In other words, the go-to response to a white boy's dance-pop falsetto is eroticization. But it's just, um, creepy to think dirty thoughts about someone who looks like he's 7 years old. We don't know what to make of the body that goes with the girlish voice, ambiguous face, and incredibly youthful boyishness of someone who is almost, but not quite, a man. Do those cooing, cherubic vocals belong to an overgrown boy soprano? A young man singing falsetto? A girl in teen-boy drag? A modern-day castrato?
Basically, the flurry of interest in Bieber's vocal puberty is not just about watching a child star trying to roll with the big boys. It's possibly about alleviating the pop audience's anxiety over his gender and sexuality. Maybe JB will grow up to be JT, who we are (mostly) comfortable with these days. Far less comfortably, maybe he'll be MJ, his man-child voice frozen in time. Hell, maybe he'll grow up to sound like Barry White.

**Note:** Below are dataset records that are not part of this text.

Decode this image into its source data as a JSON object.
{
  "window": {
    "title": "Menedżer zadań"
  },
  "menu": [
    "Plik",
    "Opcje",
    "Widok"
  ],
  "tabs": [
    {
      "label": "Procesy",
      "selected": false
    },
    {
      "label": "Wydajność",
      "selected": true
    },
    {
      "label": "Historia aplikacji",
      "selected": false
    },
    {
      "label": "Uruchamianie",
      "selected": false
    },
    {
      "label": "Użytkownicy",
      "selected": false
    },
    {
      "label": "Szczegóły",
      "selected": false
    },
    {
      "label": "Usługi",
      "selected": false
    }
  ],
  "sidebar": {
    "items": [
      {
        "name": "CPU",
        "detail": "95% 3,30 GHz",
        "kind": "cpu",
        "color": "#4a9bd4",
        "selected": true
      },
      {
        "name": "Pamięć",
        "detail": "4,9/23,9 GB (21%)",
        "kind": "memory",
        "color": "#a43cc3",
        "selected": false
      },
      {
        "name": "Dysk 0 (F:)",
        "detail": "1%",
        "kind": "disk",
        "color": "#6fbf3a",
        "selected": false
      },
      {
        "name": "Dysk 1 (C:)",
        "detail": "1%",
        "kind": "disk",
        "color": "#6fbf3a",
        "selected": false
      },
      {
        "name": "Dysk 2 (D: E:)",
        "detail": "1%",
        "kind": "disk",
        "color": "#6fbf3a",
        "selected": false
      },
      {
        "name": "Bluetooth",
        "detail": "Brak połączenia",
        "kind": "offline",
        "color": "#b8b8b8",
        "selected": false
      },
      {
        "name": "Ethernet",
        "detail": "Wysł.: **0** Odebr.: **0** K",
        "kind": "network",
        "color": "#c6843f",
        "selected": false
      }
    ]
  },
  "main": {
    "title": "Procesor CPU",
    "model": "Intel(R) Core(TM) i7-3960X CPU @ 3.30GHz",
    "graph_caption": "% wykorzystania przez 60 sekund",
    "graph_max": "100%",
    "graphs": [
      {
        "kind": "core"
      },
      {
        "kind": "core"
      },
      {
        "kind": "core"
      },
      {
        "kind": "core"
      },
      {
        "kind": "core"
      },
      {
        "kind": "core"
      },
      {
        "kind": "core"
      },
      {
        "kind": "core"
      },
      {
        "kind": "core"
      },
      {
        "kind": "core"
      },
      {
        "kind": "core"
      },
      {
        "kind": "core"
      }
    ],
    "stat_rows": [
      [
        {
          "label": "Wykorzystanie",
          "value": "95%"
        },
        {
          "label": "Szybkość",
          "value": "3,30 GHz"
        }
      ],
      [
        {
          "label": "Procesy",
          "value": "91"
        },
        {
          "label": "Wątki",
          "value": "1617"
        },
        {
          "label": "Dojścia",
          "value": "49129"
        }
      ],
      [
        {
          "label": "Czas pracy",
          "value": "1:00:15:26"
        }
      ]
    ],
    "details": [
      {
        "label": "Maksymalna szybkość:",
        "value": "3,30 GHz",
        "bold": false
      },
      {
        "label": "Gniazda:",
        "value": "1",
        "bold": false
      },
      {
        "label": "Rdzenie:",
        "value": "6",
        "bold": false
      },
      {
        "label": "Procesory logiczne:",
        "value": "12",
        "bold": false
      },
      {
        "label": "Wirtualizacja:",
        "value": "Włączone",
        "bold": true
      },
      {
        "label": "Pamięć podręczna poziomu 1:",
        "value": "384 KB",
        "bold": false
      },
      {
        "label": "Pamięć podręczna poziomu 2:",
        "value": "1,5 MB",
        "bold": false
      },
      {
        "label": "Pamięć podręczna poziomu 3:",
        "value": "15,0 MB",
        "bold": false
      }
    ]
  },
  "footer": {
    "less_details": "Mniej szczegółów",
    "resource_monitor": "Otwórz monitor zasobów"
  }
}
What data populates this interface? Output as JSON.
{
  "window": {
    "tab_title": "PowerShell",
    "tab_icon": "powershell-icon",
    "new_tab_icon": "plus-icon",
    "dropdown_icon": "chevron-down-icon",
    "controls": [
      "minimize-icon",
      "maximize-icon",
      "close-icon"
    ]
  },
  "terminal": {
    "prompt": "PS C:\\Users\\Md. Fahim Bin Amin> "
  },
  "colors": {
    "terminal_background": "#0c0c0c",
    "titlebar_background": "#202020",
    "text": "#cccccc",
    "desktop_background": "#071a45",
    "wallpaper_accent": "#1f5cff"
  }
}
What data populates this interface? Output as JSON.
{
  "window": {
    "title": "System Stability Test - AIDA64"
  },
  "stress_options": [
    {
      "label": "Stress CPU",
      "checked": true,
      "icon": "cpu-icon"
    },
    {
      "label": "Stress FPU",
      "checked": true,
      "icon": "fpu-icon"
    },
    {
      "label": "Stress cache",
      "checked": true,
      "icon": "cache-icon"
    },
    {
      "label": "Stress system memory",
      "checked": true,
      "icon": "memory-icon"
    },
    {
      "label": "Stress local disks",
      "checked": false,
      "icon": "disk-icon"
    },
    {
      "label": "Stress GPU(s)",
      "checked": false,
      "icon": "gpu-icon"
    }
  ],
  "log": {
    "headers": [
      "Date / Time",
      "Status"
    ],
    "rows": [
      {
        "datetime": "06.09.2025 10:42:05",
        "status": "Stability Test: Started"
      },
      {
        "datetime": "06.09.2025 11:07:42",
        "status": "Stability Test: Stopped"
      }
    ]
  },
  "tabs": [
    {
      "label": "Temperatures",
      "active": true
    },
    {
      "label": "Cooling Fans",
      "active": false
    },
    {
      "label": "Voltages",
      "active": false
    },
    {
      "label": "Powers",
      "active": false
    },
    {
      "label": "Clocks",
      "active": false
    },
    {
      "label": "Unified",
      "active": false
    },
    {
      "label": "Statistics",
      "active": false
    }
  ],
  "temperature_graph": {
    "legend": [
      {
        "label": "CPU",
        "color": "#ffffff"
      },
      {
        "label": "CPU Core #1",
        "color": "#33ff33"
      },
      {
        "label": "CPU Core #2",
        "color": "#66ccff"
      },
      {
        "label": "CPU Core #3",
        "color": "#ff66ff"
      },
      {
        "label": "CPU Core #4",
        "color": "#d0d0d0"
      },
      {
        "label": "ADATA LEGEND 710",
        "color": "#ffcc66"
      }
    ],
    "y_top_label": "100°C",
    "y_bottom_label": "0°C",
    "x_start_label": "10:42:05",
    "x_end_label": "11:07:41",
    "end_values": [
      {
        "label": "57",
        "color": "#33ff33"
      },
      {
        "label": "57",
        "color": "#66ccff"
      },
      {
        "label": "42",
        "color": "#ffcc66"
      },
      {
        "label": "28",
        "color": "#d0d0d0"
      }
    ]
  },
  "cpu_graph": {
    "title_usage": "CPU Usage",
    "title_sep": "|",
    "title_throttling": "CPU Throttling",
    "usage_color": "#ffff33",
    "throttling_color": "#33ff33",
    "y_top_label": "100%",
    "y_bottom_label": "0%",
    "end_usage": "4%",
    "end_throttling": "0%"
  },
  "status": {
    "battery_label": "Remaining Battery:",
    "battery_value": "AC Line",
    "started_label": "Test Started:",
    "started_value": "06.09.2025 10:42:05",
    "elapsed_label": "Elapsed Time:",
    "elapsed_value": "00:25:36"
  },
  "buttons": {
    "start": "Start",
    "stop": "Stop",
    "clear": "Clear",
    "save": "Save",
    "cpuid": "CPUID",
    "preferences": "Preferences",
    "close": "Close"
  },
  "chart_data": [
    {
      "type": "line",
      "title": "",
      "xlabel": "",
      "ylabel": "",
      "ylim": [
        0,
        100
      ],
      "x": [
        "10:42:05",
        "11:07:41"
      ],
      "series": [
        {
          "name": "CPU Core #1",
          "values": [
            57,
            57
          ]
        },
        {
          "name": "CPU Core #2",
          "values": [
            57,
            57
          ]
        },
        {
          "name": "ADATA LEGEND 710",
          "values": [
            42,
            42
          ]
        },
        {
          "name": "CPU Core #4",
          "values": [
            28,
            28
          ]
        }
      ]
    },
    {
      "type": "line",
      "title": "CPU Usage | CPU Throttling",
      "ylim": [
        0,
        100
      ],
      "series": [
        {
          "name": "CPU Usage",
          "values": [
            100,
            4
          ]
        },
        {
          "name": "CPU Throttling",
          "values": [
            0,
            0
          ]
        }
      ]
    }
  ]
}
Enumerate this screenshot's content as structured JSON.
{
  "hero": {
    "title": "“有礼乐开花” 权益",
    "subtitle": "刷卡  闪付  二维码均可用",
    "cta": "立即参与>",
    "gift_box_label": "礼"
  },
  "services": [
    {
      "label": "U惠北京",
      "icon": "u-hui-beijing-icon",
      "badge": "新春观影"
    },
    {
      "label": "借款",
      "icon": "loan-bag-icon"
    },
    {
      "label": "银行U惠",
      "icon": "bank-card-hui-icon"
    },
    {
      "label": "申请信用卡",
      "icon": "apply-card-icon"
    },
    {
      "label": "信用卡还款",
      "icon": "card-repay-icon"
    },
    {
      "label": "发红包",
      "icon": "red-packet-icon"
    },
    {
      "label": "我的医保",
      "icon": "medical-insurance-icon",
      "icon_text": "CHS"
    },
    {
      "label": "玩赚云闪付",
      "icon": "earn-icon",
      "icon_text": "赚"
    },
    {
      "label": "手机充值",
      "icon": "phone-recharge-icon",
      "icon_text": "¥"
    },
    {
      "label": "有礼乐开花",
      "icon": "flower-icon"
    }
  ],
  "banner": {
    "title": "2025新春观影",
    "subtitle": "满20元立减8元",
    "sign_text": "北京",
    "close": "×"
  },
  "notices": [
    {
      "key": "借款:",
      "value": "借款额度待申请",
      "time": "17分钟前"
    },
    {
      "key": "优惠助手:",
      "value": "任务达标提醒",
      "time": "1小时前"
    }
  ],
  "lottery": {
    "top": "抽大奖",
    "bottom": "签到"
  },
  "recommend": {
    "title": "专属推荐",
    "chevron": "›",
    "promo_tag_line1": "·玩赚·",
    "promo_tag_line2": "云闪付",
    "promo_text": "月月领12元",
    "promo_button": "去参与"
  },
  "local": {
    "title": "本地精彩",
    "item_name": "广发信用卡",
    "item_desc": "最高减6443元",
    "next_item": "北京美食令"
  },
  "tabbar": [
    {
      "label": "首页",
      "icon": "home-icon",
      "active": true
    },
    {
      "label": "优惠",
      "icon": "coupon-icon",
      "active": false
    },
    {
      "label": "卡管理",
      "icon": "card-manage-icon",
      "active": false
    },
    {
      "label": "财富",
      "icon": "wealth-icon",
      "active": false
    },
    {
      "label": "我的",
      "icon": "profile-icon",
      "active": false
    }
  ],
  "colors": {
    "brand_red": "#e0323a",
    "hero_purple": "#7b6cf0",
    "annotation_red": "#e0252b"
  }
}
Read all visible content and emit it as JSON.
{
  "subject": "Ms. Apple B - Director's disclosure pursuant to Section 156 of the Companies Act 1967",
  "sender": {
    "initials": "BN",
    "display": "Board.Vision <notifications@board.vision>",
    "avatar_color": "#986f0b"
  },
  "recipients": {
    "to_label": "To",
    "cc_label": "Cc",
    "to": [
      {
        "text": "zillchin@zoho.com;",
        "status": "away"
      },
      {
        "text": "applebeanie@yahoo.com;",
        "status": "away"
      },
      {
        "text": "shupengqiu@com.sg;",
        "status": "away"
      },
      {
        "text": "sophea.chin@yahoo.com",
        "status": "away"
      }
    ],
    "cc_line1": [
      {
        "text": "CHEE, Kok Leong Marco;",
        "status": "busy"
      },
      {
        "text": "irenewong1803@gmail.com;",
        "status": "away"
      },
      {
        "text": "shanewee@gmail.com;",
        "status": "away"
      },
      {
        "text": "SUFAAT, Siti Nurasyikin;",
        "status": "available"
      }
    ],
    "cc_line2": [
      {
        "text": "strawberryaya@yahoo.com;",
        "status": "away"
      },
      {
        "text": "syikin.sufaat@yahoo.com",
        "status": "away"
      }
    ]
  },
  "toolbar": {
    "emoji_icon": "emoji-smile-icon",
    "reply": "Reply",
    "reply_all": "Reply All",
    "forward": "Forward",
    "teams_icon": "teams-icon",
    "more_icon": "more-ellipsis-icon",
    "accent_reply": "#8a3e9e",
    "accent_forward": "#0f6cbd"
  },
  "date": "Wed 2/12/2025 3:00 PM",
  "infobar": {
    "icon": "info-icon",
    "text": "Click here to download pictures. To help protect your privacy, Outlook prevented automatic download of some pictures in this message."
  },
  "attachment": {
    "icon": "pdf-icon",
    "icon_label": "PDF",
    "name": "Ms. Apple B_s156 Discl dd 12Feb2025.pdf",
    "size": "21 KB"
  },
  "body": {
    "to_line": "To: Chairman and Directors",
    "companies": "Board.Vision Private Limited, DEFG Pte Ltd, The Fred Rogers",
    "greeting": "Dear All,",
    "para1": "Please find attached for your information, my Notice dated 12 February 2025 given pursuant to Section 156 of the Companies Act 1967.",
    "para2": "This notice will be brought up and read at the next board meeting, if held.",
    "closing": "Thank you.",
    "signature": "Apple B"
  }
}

Wouldn't it be interesting, though, if he remained somewhat ambiguous, a compellingly complicated figure, at once alien and appealing? At the very least, Biebs, keep the hair.